Source information Block Start
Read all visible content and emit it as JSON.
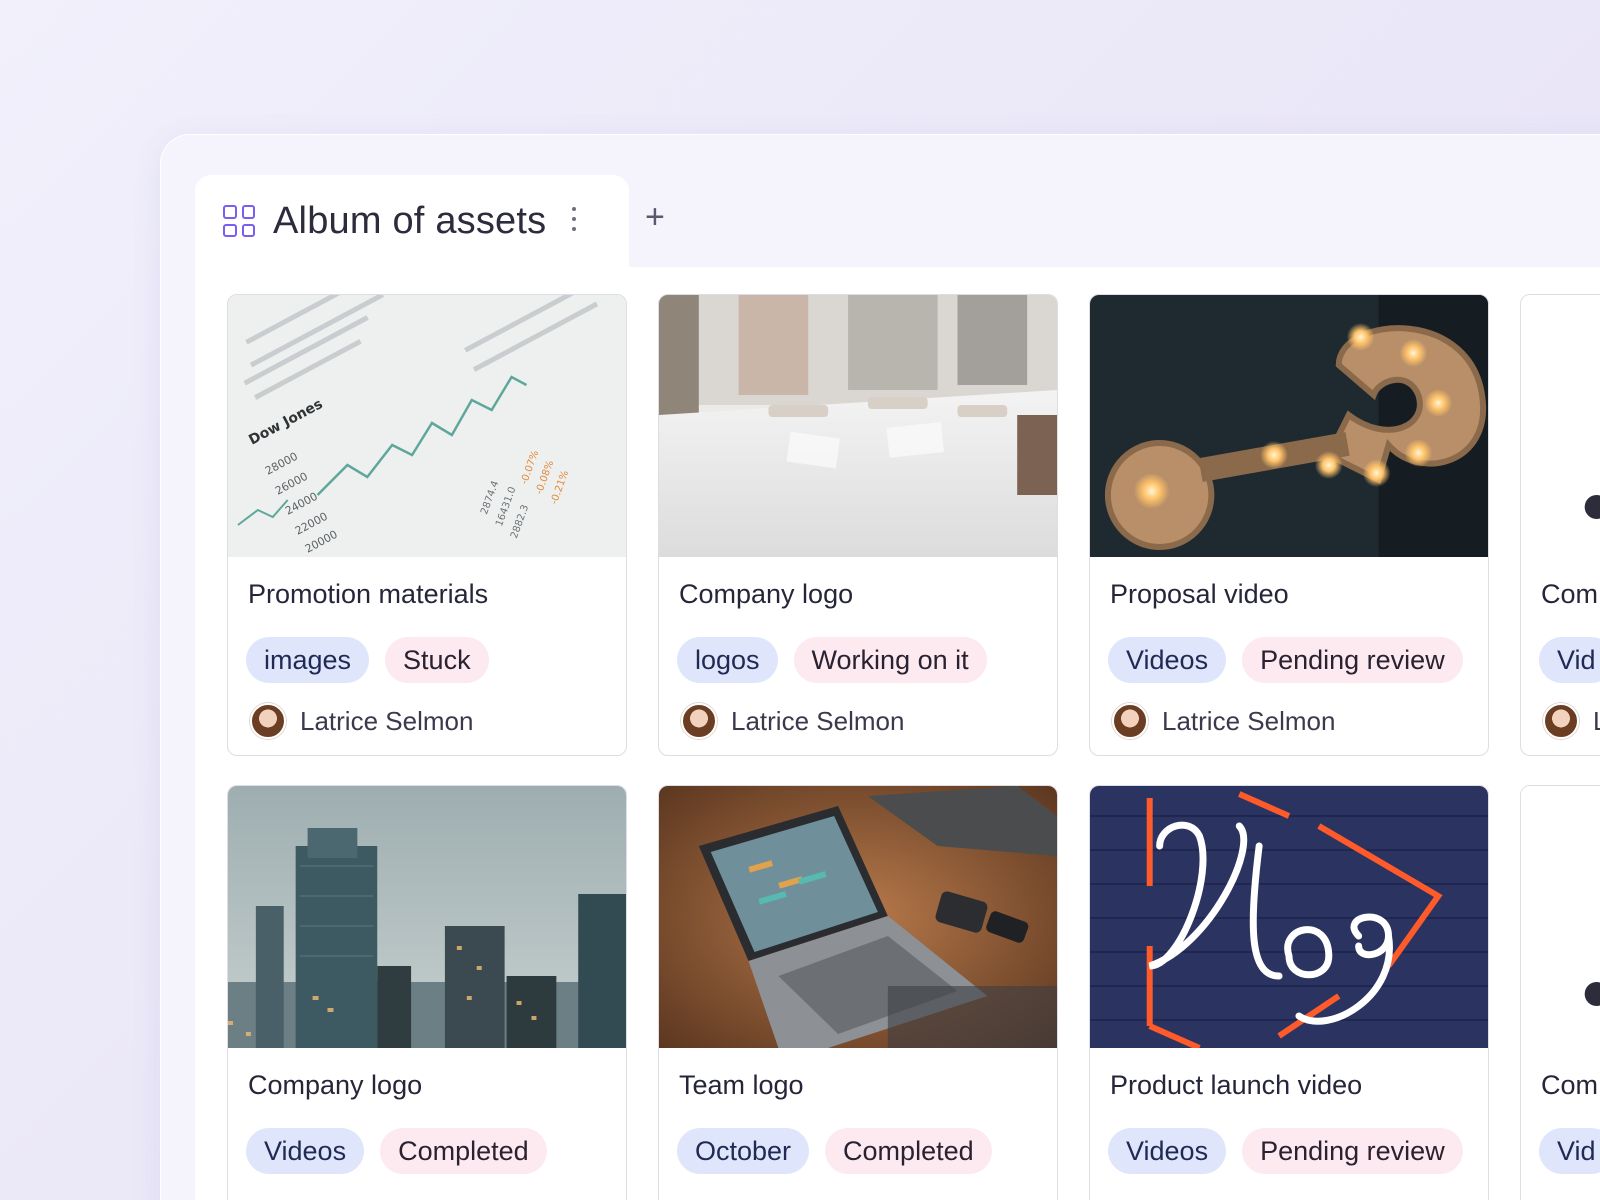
{
  "board": {
    "tab_title": "Album of assets",
    "tab_icon": "grid-icon",
    "tab_menu_icon": "kebab-icon",
    "add_tab_label": "+"
  },
  "colors": {
    "accent": "#7d5cf0",
    "category_tag_bg": "#dfe6fb",
    "status_tag_bg": "#fdeaf1"
  },
  "cards": [
    {
      "title": "Promotion materials",
      "category": "images",
      "status": "Stuck",
      "owner": "Latrice Selmon",
      "image": "stock-chart-newspaper"
    },
    {
      "title": "Company logo",
      "category": "logos",
      "status": "Working on it",
      "owner": "Latrice Selmon",
      "image": "team-meeting-table"
    },
    {
      "title": "Proposal video",
      "category": "Videos",
      "status": "Pending review",
      "owner": "Latrice Selmon",
      "image": "marquee-question-mark"
    },
    {
      "title": "Com",
      "category": "Vid",
      "status": "",
      "owner": "L",
      "image": "partial"
    },
    {
      "title": "Company logo",
      "category": "Videos",
      "status": "Completed",
      "owner": "",
      "image": "city-skyline"
    },
    {
      "title": "Team logo",
      "category": "October",
      "status": "Completed",
      "owner": "",
      "image": "laptop-on-leather"
    },
    {
      "title": "Product launch video",
      "category": "Videos",
      "status": "Pending review",
      "owner": "",
      "image": "neon-vlog-sign"
    },
    {
      "title": "Com",
      "category": "Vid",
      "status": "",
      "owner": "",
      "image": "partial"
    }
  ]
}
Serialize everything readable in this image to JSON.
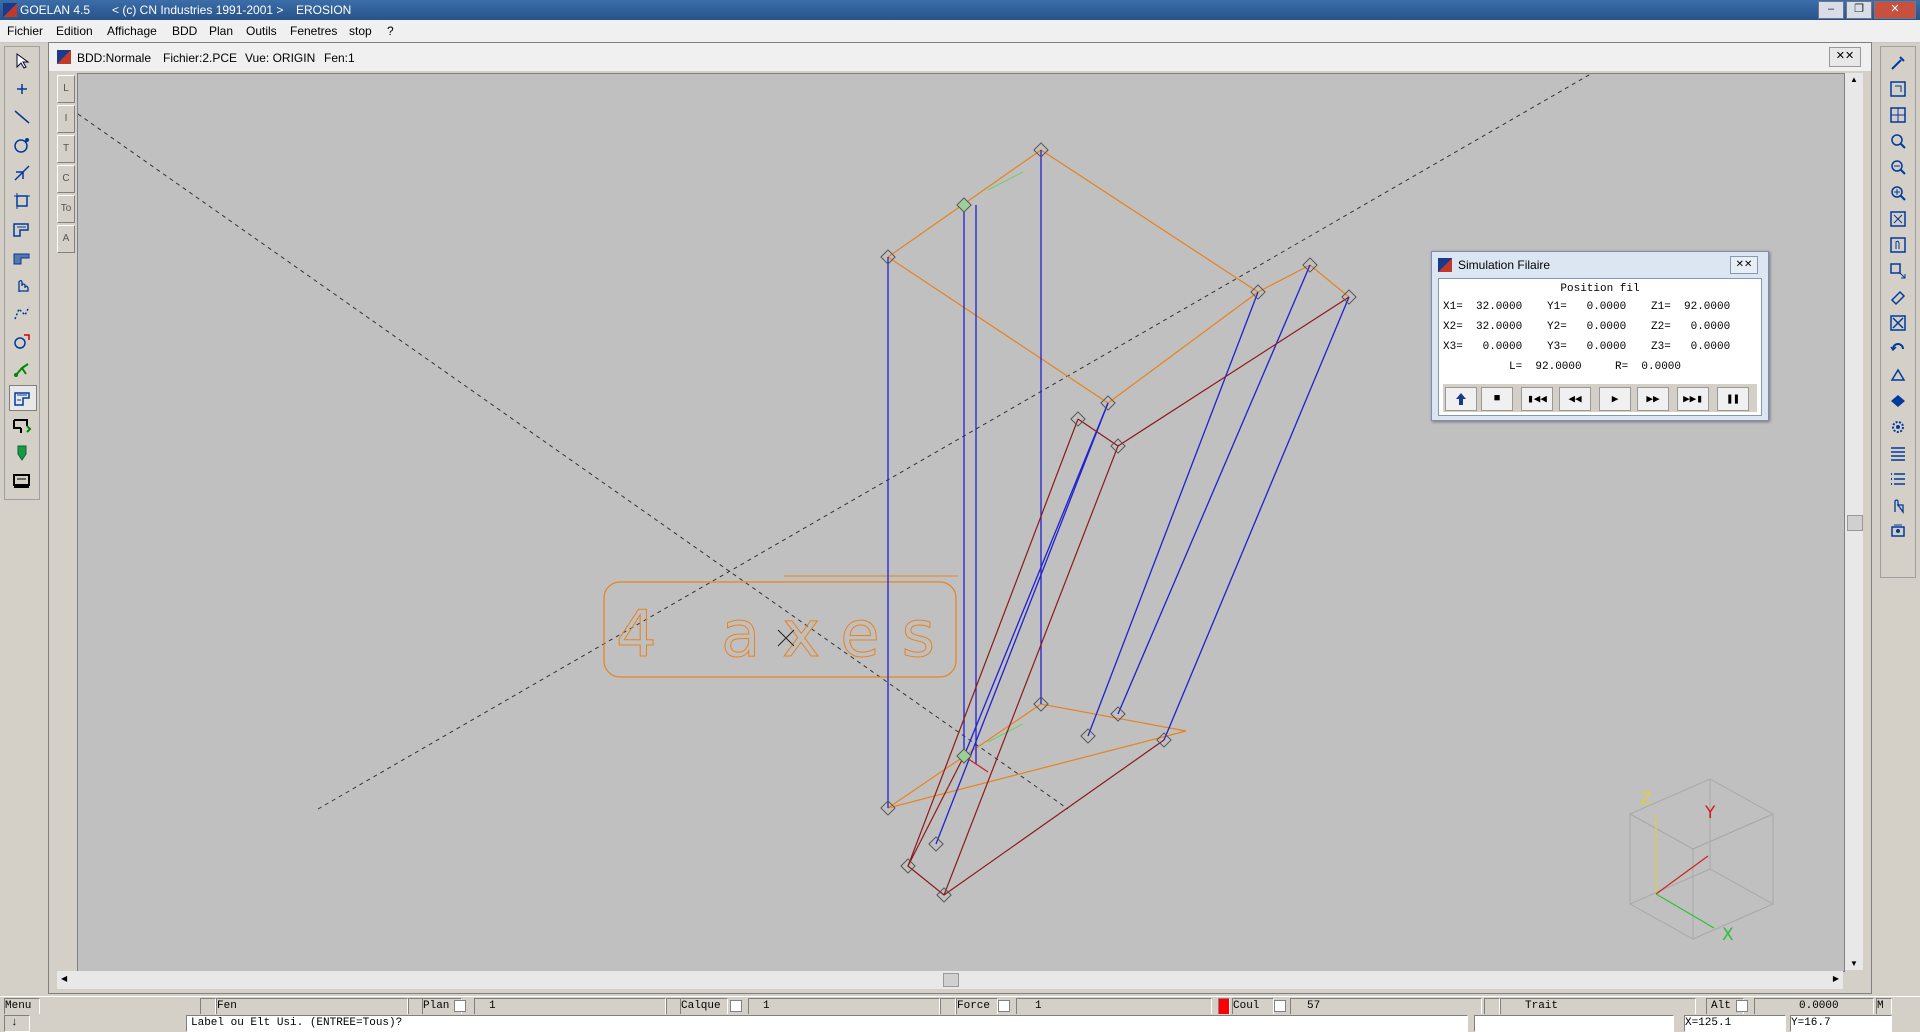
{
  "titlebar": {
    "app": "GOELAN 4.5",
    "copyright": "< (c) CN Industries 1991-2001 >",
    "module": "EROSION"
  },
  "menu": [
    "Fichier",
    "Edition",
    "Affichage",
    "BDD",
    "Plan",
    "Outils",
    "Fenetres",
    "stop",
    "?"
  ],
  "document": {
    "bdd": "BDD:Normale",
    "fichier": "Fichier:2.PCE",
    "vue": "Vue: ORIGIN",
    "fen": "Fen:1"
  },
  "side_tabs": [
    "L",
    "I",
    "T",
    "C",
    "To",
    "A"
  ],
  "canvas": {
    "text_label": "4 axes",
    "axis_labels": {
      "z": "Z",
      "y": "Y",
      "x": "X"
    }
  },
  "simulation": {
    "title": "Simulation Filaire",
    "header": "Position fil",
    "rows": [
      [
        "X1=  32.0000",
        "Y1=   0.0000",
        "Z1=  92.0000"
      ],
      [
        "X2=  32.0000",
        "Y2=   0.0000",
        "Z2=   0.0000"
      ],
      [
        "X3=   0.0000",
        "Y3=   0.0000",
        "Z3=   0.0000"
      ]
    ],
    "lr": {
      "l": "L=  92.0000",
      "r": "R=  0.0000"
    }
  },
  "status": {
    "menu": "Menu",
    "fen": "Fen",
    "plan": "Plan",
    "plan_val": "1",
    "calque": "Calque",
    "calque_val": "1",
    "force": "Force",
    "force_val": "1",
    "coul": "Coul",
    "coul_val": "57",
    "coul_color": "#ff0000",
    "trait": "Trait",
    "alt": "Alt",
    "alt_val": "0.0000",
    "m": "M",
    "prompt": "Label ou Elt Usi. (ENTREE=Tous)?",
    "prompt_prefix": "↓",
    "x": "X=125.1",
    "y": "Y=16.7"
  },
  "colors": {
    "orange": "#e8821e",
    "blue": "#2020d0",
    "darkred": "#8b1a1a",
    "canvas": "#c0c0c0"
  }
}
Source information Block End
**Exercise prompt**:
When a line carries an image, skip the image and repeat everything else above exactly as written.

**Solution**:
Read all visible content and emit it as JSON.
{
  "board": {
    "tab_title": "Album of assets",
    "tab_icon": "grid-icon",
    "tab_menu_icon": "kebab-icon",
    "add_tab_label": "+"
  },
  "colors": {
    "accent": "#7d5cf0",
    "category_tag_bg": "#dfe6fb",
    "status_tag_bg": "#fdeaf1"
  },
  "cards": [
    {
      "title": "Promotion materials",
      "category": "images",
      "status": "Stuck",
      "owner": "Latrice Selmon",
      "image": "stock-chart-newspaper"
    },
    {
      "title": "Company logo",
      "category": "logos",
      "status": "Working on it",
      "owner": "Latrice Selmon",
      "image": "team-meeting-table"
    },
    {
      "title": "Proposal video",
      "category": "Videos",
      "status": "Pending review",
      "owner": "Latrice Selmon",
      "image": "marquee-question-mark"
    },
    {
      "title": "Com",
      "category": "Vid",
      "status": "",
      "owner": "L",
      "image": "partial"
    },
    {
      "title": "Company logo",
      "category": "Videos",
      "status": "Completed",
      "owner": "",
      "image": "city-skyline"
    },
    {
      "title": "Team logo",
      "category": "October",
      "status": "Completed",
      "owner": "",
      "image": "laptop-on-leather"
    },
    {
      "title": "Product launch video",
      "category": "Videos",
      "status": "Pending review",
      "owner": "",
      "image": "neon-vlog-sign"
    },
    {
      "title": "Com",
      "category": "Vid",
      "status": "",
      "owner": "",
      "image": "partial"
    }
  ]
}
Serialize everything readable in this image to JSON.
{
  "titlebar": {
    "app": "GOELAN 4.5",
    "copyright": "< (c) CN Industries 1991-2001 >",
    "module": "EROSION"
  },
  "menu": [
    "Fichier",
    "Edition",
    "Affichage",
    "BDD",
    "Plan",
    "Outils",
    "Fenetres",
    "stop",
    "?"
  ],
  "document": {
    "bdd": "BDD:Normale",
    "fichier": "Fichier:2.PCE",
    "vue": "Vue: ORIGIN",
    "fen": "Fen:1"
  },
  "side_tabs": [
    "L",
    "I",
    "T",
    "C",
    "To",
    "A"
  ],
  "canvas": {
    "text_label": "4 axes",
    "axis_labels": {
      "z": "Z",
      "y": "Y",
      "x": "X"
    }
  },
  "simulation": {
    "title": "Simulation Filaire",
    "header": "Position fil",
    "rows": [
      [
        "X1=  32.0000",
        "Y1=   0.0000",
        "Z1=  92.0000"
      ],
      [
        "X2=  32.0000",
        "Y2=   0.0000",
        "Z2=   0.0000"
      ],
      [
        "X3=   0.0000",
        "Y3=   0.0000",
        "Z3=   0.0000"
      ]
    ],
    "lr": {
      "l": "L=  92.0000",
      "r": "R=  0.0000"
    }
  },
  "status": {
    "menu": "Menu",
    "fen": "Fen",
    "plan": "Plan",
    "plan_val": "1",
    "calque": "Calque",
    "calque_val": "1",
    "force": "Force",
    "force_val": "1",
    "coul": "Coul",
    "coul_val": "57",
    "coul_color": "#ff0000",
    "trait": "Trait",
    "alt": "Alt",
    "alt_val": "0.0000",
    "m": "M",
    "prompt": "Label ou Elt Usi. (ENTREE=Tous)?",
    "prompt_prefix": "↓",
    "x": "X=125.1",
    "y": "Y=16.7"
  },
  "colors": {
    "orange": "#e8821e",
    "blue": "#2020d0",
    "darkred": "#8b1a1a",
    "canvas": "#c0c0c0"
  }
}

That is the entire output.